Thuy Linh: Did you talk to him at all about how he learnt trading? In the film, he talked about that he wasn't trained for this. It's a pretty technically sophisticated job, knowing all the different fabrics, how to cut, and how to advise the customers. How did he learn all of that?
Xiaowen: He learnt from his father. He also told that his father self taught himself many different things. He only had six years of education in China before he left. He was a farmer and had to leave China in order to support his family. As explained in the film, he fought in WWII in different countries, during which time he picked up German, French, and Italian. He was even a self-taught carpenter, and all the shelves in the shop were hand made by him. He also taught himself all the knowledge about silks by reading in the community library. Obviously this family started out in a very modest way and they were just trying to survive and running the business with as little expense as possible. That's still pretty much how he runs the store, how he manages everything. I guess if he really wants to modernize the shop, he has means to support the financial investment. But at the same time, it's also so much more about this feeling of nostalgia, not wanting to change, not wanting to let it go. That's why I find him such a fascinating character.
Thuy Linh: We can definitely talk more, but I don't know if people want to jump in with questions and comments.
Audience: You talked about how there was a sense of orientalism of how he sees China. Do you think it's orientalism or do you think it's nostalgia?
Xiaowen: I think it's both. The Chinese title of the film Xiang Chou, literally means silk from town or silk from hometown, but it also has the same pronunciation as the Chinese word for nostalgia. His feeling of nostalgia is also related to his cultural identity. He sees himself as Chinese, even though he doesn't speak Mandarin. He talks about the Chinese tradition, but at the same time he doesn't go back to China anymore. I think he wouldn't like to see the contemporary China. It'd be hard to find things that he's attached to. It's not that they don't exist. It's just hard to find.

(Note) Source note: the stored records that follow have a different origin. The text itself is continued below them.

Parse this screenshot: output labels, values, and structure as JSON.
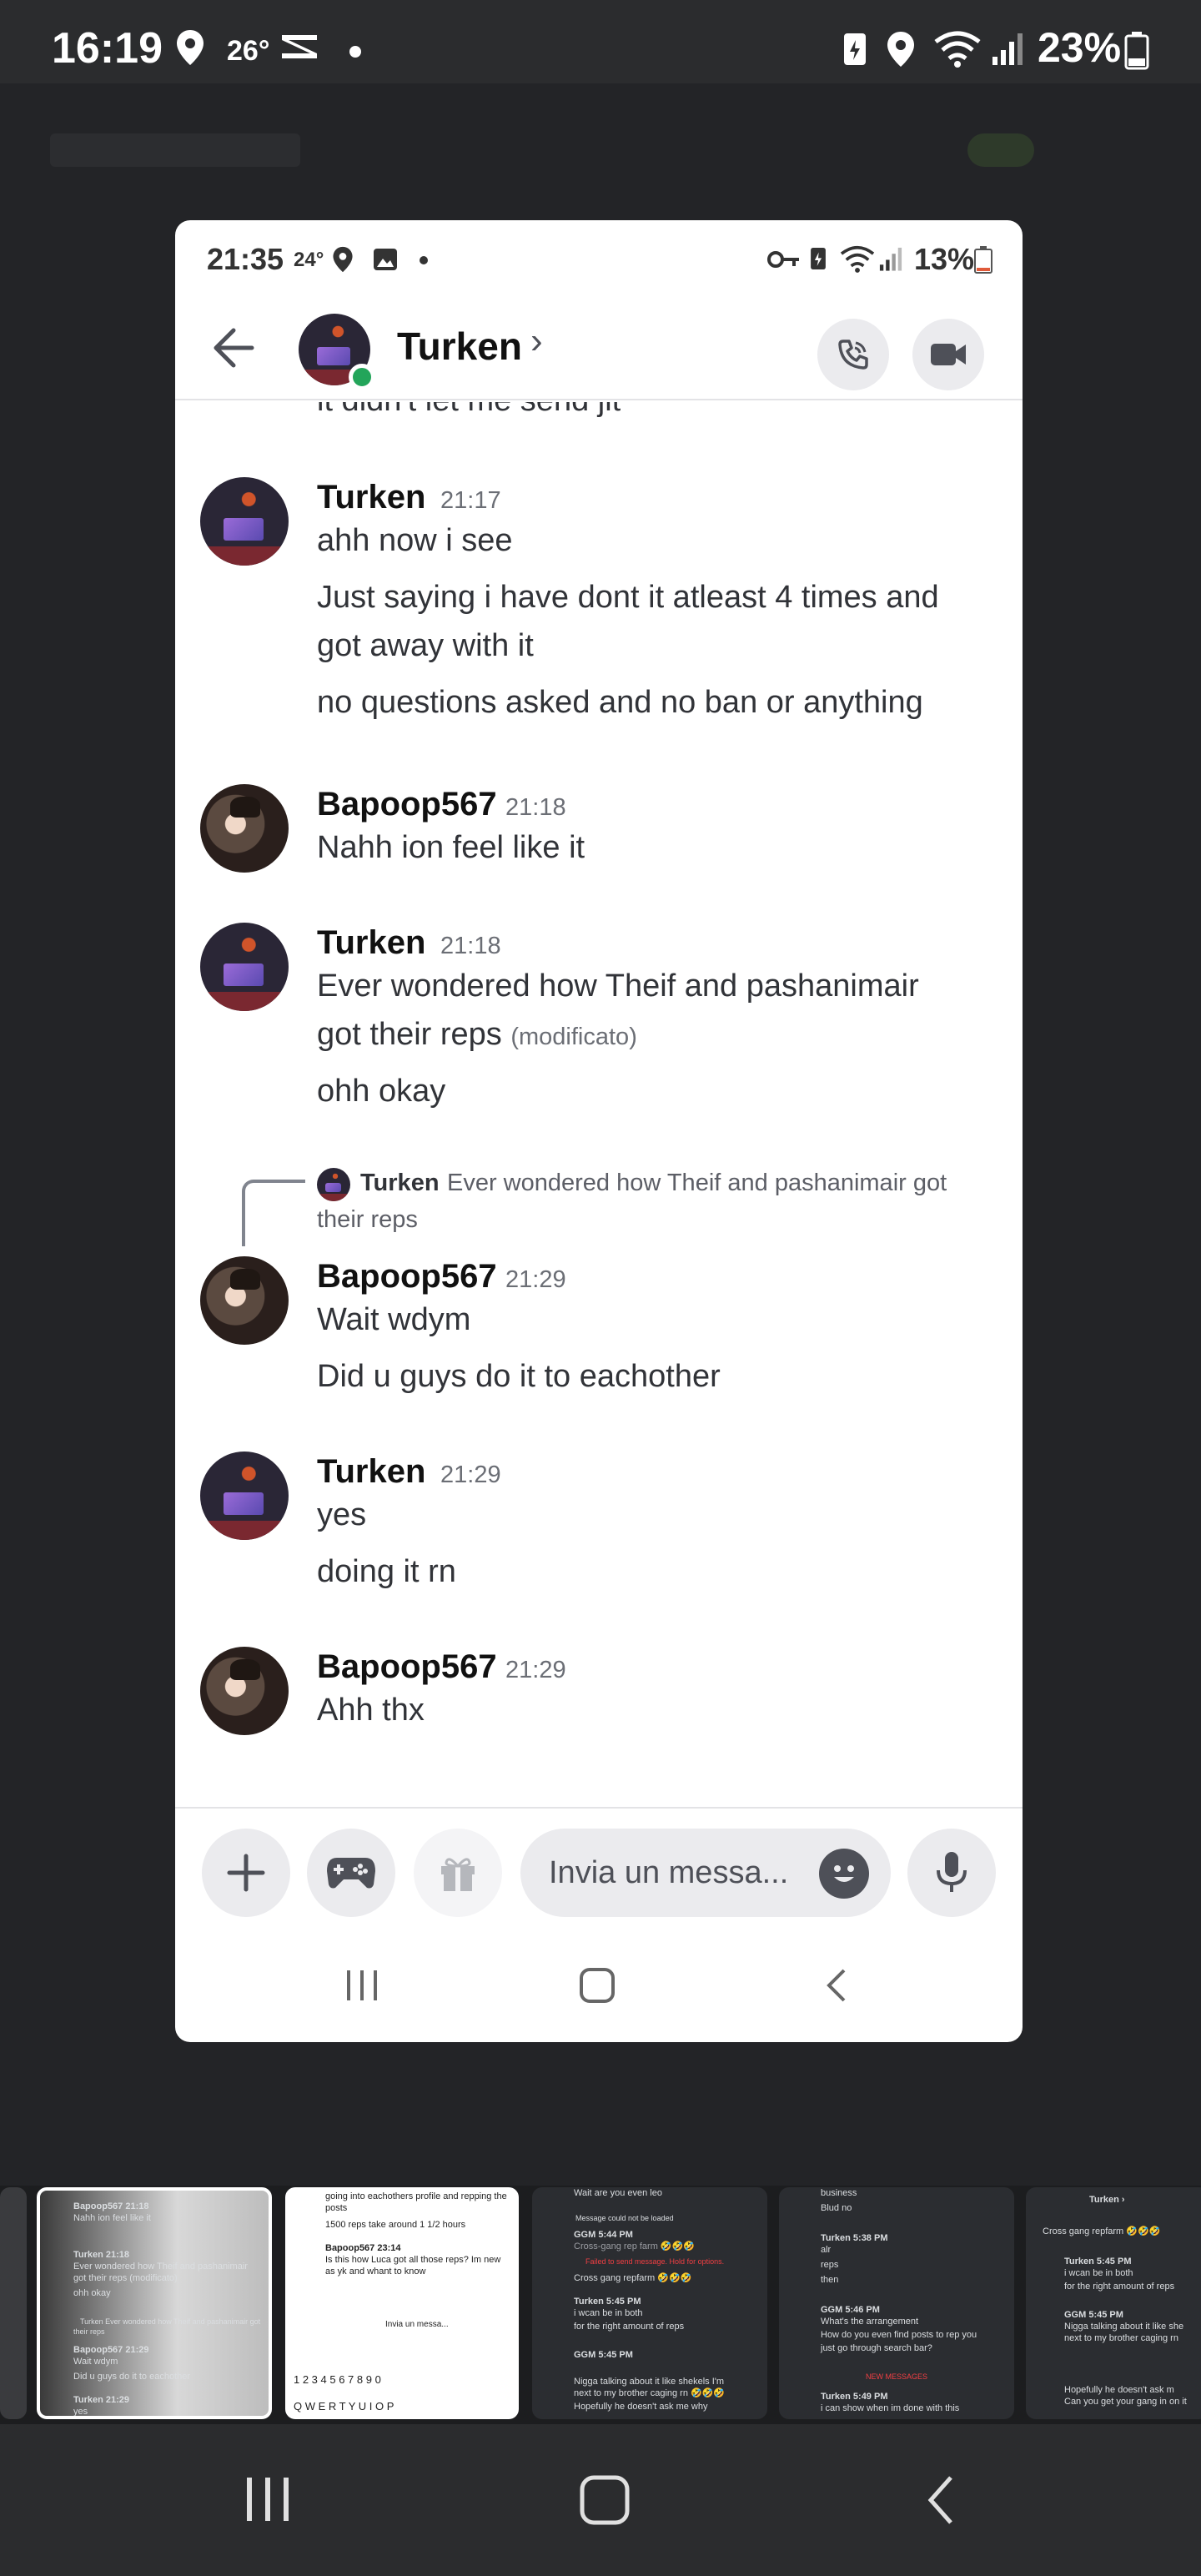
{
  "outer_status": {
    "time": "16:19",
    "temperature": "26°",
    "battery": "23%"
  },
  "inner_status": {
    "time": "21:35",
    "temperature": "24°",
    "battery": "13%"
  },
  "header": {
    "contact_name": "Turken",
    "chevron": "›"
  },
  "clipped_line": "it didn't let me send jit",
  "messages": [
    {
      "author": "Turken",
      "time": "21:17",
      "lines": [
        "ahh now i see",
        "Just saying i have dont it atleast 4 times and",
        "got away with it",
        "no questions asked and no ban or anything"
      ]
    },
    {
      "author": "Bapoop567",
      "time": "21:18",
      "lines": [
        "Nahh ion feel like it"
      ]
    },
    {
      "author": "Turken",
      "time": "21:18",
      "lines": [
        "Ever wondered how Theif and pashanimair",
        "got their reps",
        "ohh okay"
      ],
      "edited": "(modificato)"
    },
    {
      "author": "Bapoop567",
      "time": "21:29",
      "lines": [
        "Wait wdym",
        "Did u guys do it to eachother"
      ],
      "reply": {
        "author": "Turken",
        "text_1": "Ever wondered how Theif and pashanimair got",
        "text_2": "their reps"
      }
    },
    {
      "author": "Turken",
      "time": "21:29",
      "lines": [
        "yes",
        "doing it rn"
      ]
    },
    {
      "author": "Bapoop567",
      "time": "21:29",
      "lines": [
        "Ahh thx"
      ]
    }
  ],
  "composer": {
    "placeholder": "Invia un messa..."
  },
  "thumbnails": {
    "t1": [
      "Bapoop567  21:18",
      "Nahh ion feel like it",
      "Turken  21:18",
      "Ever wondered how Theif and pashanimair",
      "got their reps (modificato)",
      "ohh okay",
      "Turken Ever wondered how Theif and pashanimair got",
      "their reps",
      "Bapoop567  21:29",
      "Wait wdym",
      "Did u guys do it to eachother",
      "Turken  21:29",
      "yes"
    ],
    "t2": [
      "going into eachothers profile and repping the",
      "posts",
      "1500 reps take around 1 1/2 hours",
      "Bapoop567  23:14",
      "Is this how Luca got all those reps? Im new",
      "as yk and whant to know",
      "Invia un messa...",
      "1 2 3 4 5 6 7 8 9 0",
      "Q W E R T Y U I O P"
    ],
    "t3": [
      "Wait are you even leo",
      "Message could not be loaded",
      "GGM  5:44 PM",
      "Cross-gang rep farm 🤣🤣🤣",
      "Failed to send message. Hold for options.",
      "Cross gang repfarm 🤣🤣🤣",
      "Turken  5:45 PM",
      "i wcan be in both",
      "for the right amount of reps",
      "GGM  5:45 PM",
      "Nigga talking about it like shekels I'm",
      "next to my brother caging rn 🤣🤣🤣",
      "Hopefully he doesn't ask me why"
    ],
    "t4": [
      "business",
      "Blud no",
      "Turken  5:38 PM",
      "alr",
      "reps",
      "then",
      "GGM  5:46 PM",
      "What's the arrangement",
      "How do you even find posts to rep you",
      "just go through search bar?",
      "NEW MESSAGES",
      "Turken  5:49 PM",
      "i can show when im done with this"
    ],
    "t5": [
      "Turken ›",
      "Cross gang repfarm 🤣🤣🤣",
      "Turken  5:45 PM",
      "i wcan be in both",
      "for the right amount of reps",
      "GGM  5:45 PM",
      "Nigga talking about it like she",
      "next to my brother caging rn",
      "Hopefully he doesn't ask m",
      "Can you get your gang in on it"
    ]
  }
}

Audience: I'm just curious if he ever went back to China. I think he's born in America? So how exactly did he start to develop